In early 1971, the outside accountant who handled the annual financial statement filing and annual financial auditing for the Writers Guild, a guy with glasses and in his early to late 40s named Mike, started to appear daily in the Writers Guild office. Mike was a male chauvinist who, in the early 1970s, still referred to women as “broads.” But he was still hip enough to have developed a way of living, doing independent freelance accounting for liberal non-profit clients like the Writers Guild, that enabled him to avoid having to spend his Monday to Friday days chained to a desk from 9 to 5 in a conventional accounting firm or accounting department corporate office, dressed up in a suit and tie.

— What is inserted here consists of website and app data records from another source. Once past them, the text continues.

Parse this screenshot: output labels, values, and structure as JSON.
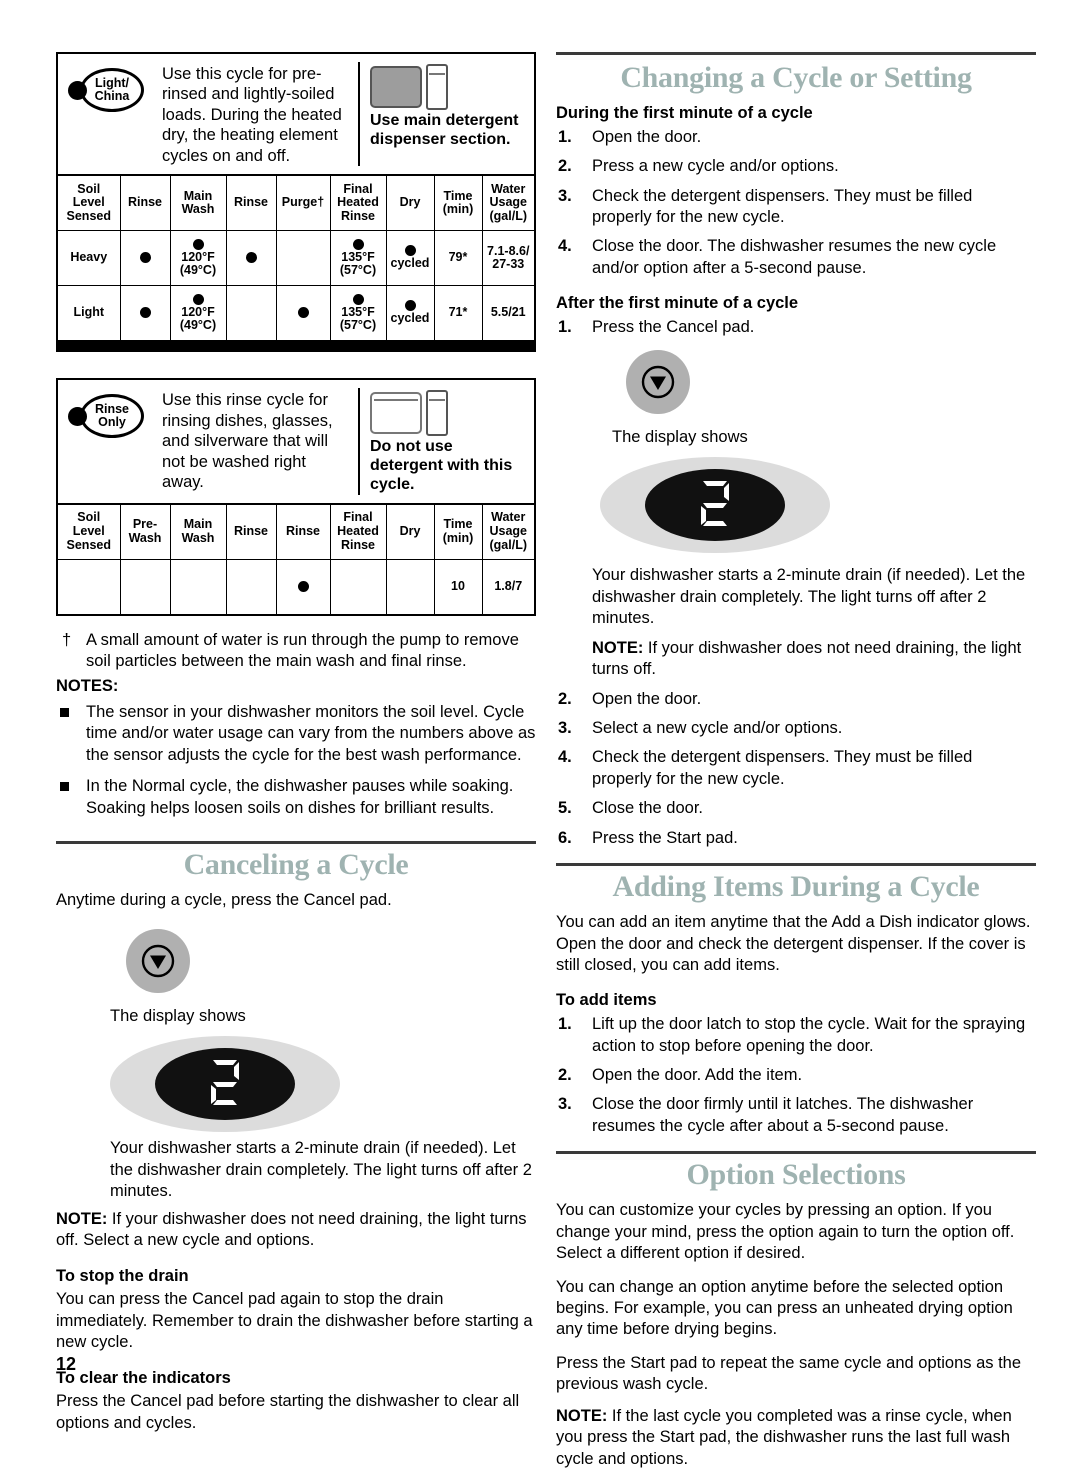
{
  "page": {
    "number": "12"
  },
  "left_column": {
    "cycle_light_china": {
      "pad_label_line1": "Light/",
      "pad_label_line2": "China",
      "description": "Use this cycle for pre-rinsed and lightly-soiled loads. During the heated dry, the heating element cycles on and off.",
      "dispenser_note": "Use main detergent dispenser section.",
      "dispenser_icon": "detergent-dispenser-main-filled",
      "table": {
        "headers": [
          "Soil Level Sensed",
          "Rinse",
          "Main Wash",
          "Rinse",
          "Purge†",
          "Final Heated Rinse",
          "Dry",
          "Time (min)",
          "Water Usage (gal/L)"
        ],
        "rows": [
          {
            "soil_level": "Heavy",
            "rinse1": {
              "dot": true,
              "text": ""
            },
            "main_wash": {
              "dot": true,
              "text": "120°F (49°C)"
            },
            "rinse2": {
              "dot": true,
              "text": ""
            },
            "purge": {
              "dot": false,
              "text": ""
            },
            "final_heated_rinse": {
              "dot": true,
              "text": "135°F (57°C)"
            },
            "dry": {
              "dot": true,
              "text": "cycled"
            },
            "time": "79*",
            "water_usage": "7.1-8.6/ 27-33"
          },
          {
            "soil_level": "Light",
            "rinse1": {
              "dot": true,
              "text": ""
            },
            "main_wash": {
              "dot": true,
              "text": "120°F (49°C)"
            },
            "rinse2": {
              "dot": false,
              "text": ""
            },
            "purge": {
              "dot": true,
              "text": ""
            },
            "final_heated_rinse": {
              "dot": true,
              "text": "135°F (57°C)"
            },
            "dry": {
              "dot": true,
              "text": "cycled"
            },
            "time": "71*",
            "water_usage": "5.5/21"
          }
        ]
      }
    },
    "cycle_rinse_only": {
      "pad_label_line1": "Rinse",
      "pad_label_line2": "Only",
      "description": "Use this rinse cycle for rinsing dishes, glasses, and silverware that will not be washed right away.",
      "dispenser_note": "Do not use detergent with this cycle.",
      "dispenser_icon": "detergent-dispenser-empty",
      "table": {
        "headers": [
          "Soil Level Sensed",
          "Pre-Wash",
          "Main Wash",
          "Rinse",
          "Rinse",
          "Final Heated Rinse",
          "Dry",
          "Time (min)",
          "Water Usage (gal/L)"
        ],
        "rows": [
          {
            "soil_level": "",
            "pre_wash": {
              "dot": false,
              "text": ""
            },
            "main_wash": {
              "dot": false,
              "text": ""
            },
            "rinse1": {
              "dot": false,
              "text": ""
            },
            "rinse2": {
              "dot": true,
              "text": ""
            },
            "final_heated_rinse": {
              "dot": false,
              "text": ""
            },
            "dry": {
              "dot": false,
              "text": ""
            },
            "time": "10",
            "water_usage": "1.8/7"
          }
        ]
      }
    },
    "dagger_note": "A small amount of water is run through the pump to remove soil particles between the main wash and final rinse.",
    "notes_label": "NOTES:",
    "notes": [
      "The sensor in your dishwasher monitors the soil level. Cycle time and/or water usage can vary from the numbers above as the sensor adjusts the cycle for the best wash performance.",
      "In the Normal cycle, the dishwasher pauses while soaking. Soaking helps loosen soils on dishes for brilliant results."
    ],
    "canceling": {
      "title": "Canceling a Cycle",
      "intro": "Anytime during a cycle, press the Cancel pad.",
      "cancel_pad_icon": "cancel-pad-icon",
      "display_caption": "The display shows",
      "display_value": "2",
      "body": "Your dishwasher starts a 2-minute drain (if needed). Let the dishwasher drain completely. The light turns off after 2 minutes.",
      "note_label": "NOTE:",
      "note_text": " If your dishwasher does not need draining, the light turns off. Select a new cycle and options.",
      "stop_drain_title": "To stop the drain",
      "stop_drain_body": "You can press the Cancel pad again to stop the drain immediately. Remember to drain the dishwasher before starting a new cycle.",
      "clear_indicators_title": "To clear the indicators",
      "clear_indicators_body": "Press the Cancel pad before starting the dishwasher to clear all options and cycles."
    }
  },
  "right_column": {
    "changing": {
      "title": "Changing a Cycle or Setting",
      "first_minute_title": "During the first minute of a cycle",
      "first_minute_steps": [
        "Open the door.",
        "Press a new cycle and/or options.",
        "Check the detergent dispensers. They must be filled properly for the new cycle.",
        "Close the door. The dishwasher resumes the new cycle and/or option after a 5-second pause."
      ],
      "after_minute_title": "After the first minute of a cycle",
      "after_step_1": "Press the Cancel pad.",
      "cancel_pad_icon": "cancel-pad-icon",
      "display_caption": "The display shows",
      "display_value": "2",
      "sub_body": "Your dishwasher starts a 2-minute drain (if needed). Let the dishwasher drain completely. The light turns off after 2 minutes.",
      "sub_note_label": "NOTE:",
      "sub_note_text": " If your dishwasher does not need draining, the light turns off.",
      "after_minute_steps_rest": [
        {
          "num": "2.",
          "text": "Open the door."
        },
        {
          "num": "3.",
          "text": "Select a new cycle and/or options."
        },
        {
          "num": "4.",
          "text": "Check the detergent dispensers. They must be filled properly for the new cycle."
        },
        {
          "num": "5.",
          "text": "Close the door."
        },
        {
          "num": "6.",
          "text": "Press the Start pad."
        }
      ]
    },
    "adding_items": {
      "title": "Adding Items During a Cycle",
      "intro": "You can add an item anytime that the Add a Dish indicator glows. Open the door and check the detergent dispenser. If the cover is still closed, you can add items.",
      "to_add_title": "To add items",
      "steps": [
        "Lift up the door latch to stop the cycle. Wait for the spraying action to stop before opening the door.",
        "Open the door. Add the item.",
        "Close the door firmly until it latches. The dishwasher resumes the cycle after about a 5-second pause."
      ]
    },
    "option_selections": {
      "title": "Option Selections",
      "para1": "You can customize your cycles by pressing an option. If you change your mind, press the option again to turn the option off. Select a different option if desired.",
      "para2": "You can change an option anytime before the selected option begins. For example, you can press an unheated drying option any time before drying begins.",
      "para3": "Press the Start pad to repeat the same cycle and options as the previous wash cycle.",
      "note_label": "NOTE:",
      "note_text": " If the last cycle you completed was a rinse cycle, when you press the Start pad, the dishwasher runs the last full wash cycle and options."
    }
  },
  "colors": {
    "heading": "#9fb3b1",
    "rule": "#3a3a3a",
    "pad_gray": "#b0b0b0",
    "display_halo": "#dcdcdc",
    "display_lens": "#111111",
    "dispenser_fill": "#9d9d9d"
  }
}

But by the time I met Mike he was cynical about everything and too cynical about people to believe that they were capable of ever changing society. In addition, Mike was too old to have spent his college years among people who had smoked pot instead of just drinking beer and booze. So he didn’t feel any kind of identification with people who were involved in the Beat Generation subculture, the 1960s hippie subculture or the early 1970s anti-war counter-culture. But when Mike wished to take a long break from his financial auditing work at the Guild office, he would, occasionally, spend time having some long conversations with me about the state of the world in early 1971.